*** Data provided ***

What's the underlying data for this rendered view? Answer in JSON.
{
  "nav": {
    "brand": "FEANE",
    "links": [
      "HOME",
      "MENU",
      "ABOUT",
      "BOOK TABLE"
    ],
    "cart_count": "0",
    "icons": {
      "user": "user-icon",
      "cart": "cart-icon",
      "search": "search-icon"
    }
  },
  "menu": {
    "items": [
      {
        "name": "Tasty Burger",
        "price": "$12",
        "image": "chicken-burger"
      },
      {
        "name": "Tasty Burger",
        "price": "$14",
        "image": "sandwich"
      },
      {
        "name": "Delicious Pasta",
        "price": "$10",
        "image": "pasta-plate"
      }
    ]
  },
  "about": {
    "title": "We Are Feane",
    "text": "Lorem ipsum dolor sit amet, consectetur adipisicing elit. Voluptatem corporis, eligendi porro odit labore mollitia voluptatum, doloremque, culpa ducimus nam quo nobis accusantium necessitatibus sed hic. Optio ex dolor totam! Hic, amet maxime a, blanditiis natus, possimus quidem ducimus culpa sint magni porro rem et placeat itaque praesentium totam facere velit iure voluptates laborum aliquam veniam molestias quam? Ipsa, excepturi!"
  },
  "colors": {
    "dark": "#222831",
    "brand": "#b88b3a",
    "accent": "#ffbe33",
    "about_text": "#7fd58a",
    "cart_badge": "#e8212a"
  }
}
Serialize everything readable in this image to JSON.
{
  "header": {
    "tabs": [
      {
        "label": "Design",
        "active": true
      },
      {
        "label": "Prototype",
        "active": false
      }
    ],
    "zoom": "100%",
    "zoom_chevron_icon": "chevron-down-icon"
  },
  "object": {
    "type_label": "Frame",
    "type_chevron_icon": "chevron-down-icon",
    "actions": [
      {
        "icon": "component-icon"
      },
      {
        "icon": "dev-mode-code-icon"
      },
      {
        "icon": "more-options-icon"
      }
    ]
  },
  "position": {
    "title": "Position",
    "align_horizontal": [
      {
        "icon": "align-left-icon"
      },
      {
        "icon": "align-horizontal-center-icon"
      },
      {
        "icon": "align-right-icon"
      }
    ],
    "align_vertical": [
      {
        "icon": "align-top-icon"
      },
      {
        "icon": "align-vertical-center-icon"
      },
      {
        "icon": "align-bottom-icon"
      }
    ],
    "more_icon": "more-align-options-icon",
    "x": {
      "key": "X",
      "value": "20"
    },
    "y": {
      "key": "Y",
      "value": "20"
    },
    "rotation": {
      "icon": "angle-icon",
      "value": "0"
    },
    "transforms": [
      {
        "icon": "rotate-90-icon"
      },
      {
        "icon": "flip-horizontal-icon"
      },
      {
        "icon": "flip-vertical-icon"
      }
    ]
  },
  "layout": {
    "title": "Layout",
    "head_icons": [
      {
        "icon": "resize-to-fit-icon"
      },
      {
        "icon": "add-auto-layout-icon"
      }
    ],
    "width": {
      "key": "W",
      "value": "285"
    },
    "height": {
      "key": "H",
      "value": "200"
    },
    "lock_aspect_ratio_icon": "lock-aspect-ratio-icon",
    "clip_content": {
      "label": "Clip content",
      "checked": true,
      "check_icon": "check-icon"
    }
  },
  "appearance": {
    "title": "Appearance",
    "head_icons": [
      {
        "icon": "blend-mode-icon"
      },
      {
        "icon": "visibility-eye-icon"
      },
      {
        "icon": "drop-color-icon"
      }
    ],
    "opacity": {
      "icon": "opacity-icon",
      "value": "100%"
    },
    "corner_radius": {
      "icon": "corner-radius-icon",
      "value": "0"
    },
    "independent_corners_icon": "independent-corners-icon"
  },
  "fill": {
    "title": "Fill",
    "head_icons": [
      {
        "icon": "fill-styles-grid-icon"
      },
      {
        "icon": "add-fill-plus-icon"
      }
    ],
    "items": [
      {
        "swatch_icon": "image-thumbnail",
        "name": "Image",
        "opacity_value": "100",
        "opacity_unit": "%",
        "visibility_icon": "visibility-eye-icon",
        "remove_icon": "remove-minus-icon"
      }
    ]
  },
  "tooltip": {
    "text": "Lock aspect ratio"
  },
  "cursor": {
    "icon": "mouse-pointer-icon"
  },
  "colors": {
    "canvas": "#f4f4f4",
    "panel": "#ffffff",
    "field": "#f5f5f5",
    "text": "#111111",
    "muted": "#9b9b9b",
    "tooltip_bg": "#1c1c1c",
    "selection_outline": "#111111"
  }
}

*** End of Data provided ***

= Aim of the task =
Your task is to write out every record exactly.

= Task solution =
What's the underlying data for this rendered view? Answer in JSON.
{
  "nav": {
    "brand": "FEANE",
    "links": [
      "HOME",
      "MENU",
      "ABOUT",
      "BOOK TABLE"
    ],
    "cart_count": "0",
    "icons": {
      "user": "user-icon",
      "cart": "cart-icon",
      "search": "search-icon"
    }
  },
  "menu": {
    "items": [
      {
        "name": "Tasty Burger",
        "price": "$12",
        "image": "chicken-burger"
      },
      {
        "name": "Tasty Burger",
        "price": "$14",
        "image": "sandwich"
      },
      {
        "name": "Delicious Pasta",
        "price": "$10",
        "image": "pasta-plate"
      }
    ]
  },
  "about": {
    "title": "We Are Feane",
    "text": "Lorem ipsum dolor sit amet, consectetur adipisicing elit. Voluptatem corporis, eligendi porro odit labore mollitia voluptatum, doloremque, culpa ducimus nam quo nobis accusantium necessitatibus sed hic. Optio ex dolor totam! Hic, amet maxime a, blanditiis natus, possimus quidem ducimus culpa sint magni porro rem et placeat itaque praesentium totam facere velit iure voluptates laborum aliquam veniam molestias quam? Ipsa, excepturi!"
  },
  "colors": {
    "dark": "#222831",
    "brand": "#b88b3a",
    "accent": "#ffbe33",
    "about_text": "#7fd58a",
    "cart_badge": "#e8212a"
  }
}
Serialize everything readable in this image to JSON.
{
  "header": {
    "tabs": [
      {
        "label": "Design",
        "active": true
      },
      {
        "label": "Prototype",
        "active": false
      }
    ],
    "zoom": "100%",
    "zoom_chevron_icon": "chevron-down-icon"
  },
  "object": {
    "type_label": "Frame",
    "type_chevron_icon": "chevron-down-icon",
    "actions": [
      {
        "icon": "component-icon"
      },
      {
        "icon": "dev-mode-code-icon"
      },
      {
        "icon": "more-options-icon"
      }
    ]
  },
  "position": {
    "title": "Position",
    "align_horizontal": [
      {
        "icon": "align-left-icon"
      },
      {
        "icon": "align-horizontal-center-icon"
      },
      {
        "icon": "align-right-icon"
      }
    ],
    "align_vertical": [
      {
        "icon": "align-top-icon"
      },
      {
        "icon": "align-vertical-center-icon"
      },
      {
        "icon": "align-bottom-icon"
      }
    ],
    "more_icon": "more-align-options-icon",
    "x": {
      "key": "X",
      "value": "20"
    },
    "y": {
      "key": "Y",
      "value": "20"
    },
    "rotation": {
      "icon": "angle-icon",
      "value": "0"
    },
    "transforms": [
      {
        "icon": "rotate-90-icon"
      },
      {
        "icon": "flip-horizontal-icon"
      },
      {
        "icon": "flip-vertical-icon"
      }
    ]
  },
  "layout": {
    "title": "Layout",
    "head_icons": [
      {
        "icon": "resize-to-fit-icon"
      },
      {
        "icon": "add-auto-layout-icon"
      }
    ],
    "width": {
      "key": "W",
      "value": "285"
    },
    "height": {
      "key": "H",
      "value": "200"
    },
    "lock_aspect_ratio_icon": "lock-aspect-ratio-icon",
    "clip_content": {
      "label": "Clip content",
      "checked": true,
      "check_icon": "check-icon"
    }
  },
  "appearance": {
    "title": "Appearance",
    "head_icons": [
      {
        "icon": "blend-mode-icon"
      },
      {
        "icon": "visibility-eye-icon"
      },
      {
        "icon": "drop-color-icon"
      }
    ],
    "opacity": {
      "icon": "opacity-icon",
      "value": "100%"
    },
    "corner_radius": {
      "icon": "corner-radius-icon",
      "value": "0"
    },
    "independent_corners_icon": "independent-corners-icon"
  },
  "fill": {
    "title": "Fill",
    "head_icons": [
      {
        "icon": "fill-styles-grid-icon"
      },
      {
        "icon": "add-fill-plus-icon"
      }
    ],
    "items": [
      {
        "swatch_icon": "image-thumbnail",
        "name": "Image",
        "opacity_value": "100",
        "opacity_unit": "%",
        "visibility_icon": "visibility-eye-icon",
        "remove_icon": "remove-minus-icon"
      }
    ]
  },
  "tooltip": {
    "text": "Lock aspect ratio"
  },
  "cursor": {
    "icon": "mouse-pointer-icon"
  },
  "colors": {
    "canvas": "#f4f4f4",
    "panel": "#ffffff",
    "field": "#f5f5f5",
    "text": "#111111",
    "muted": "#9b9b9b",
    "tooltip_bg": "#1c1c1c",
    "selection_outline": "#111111"
  }
}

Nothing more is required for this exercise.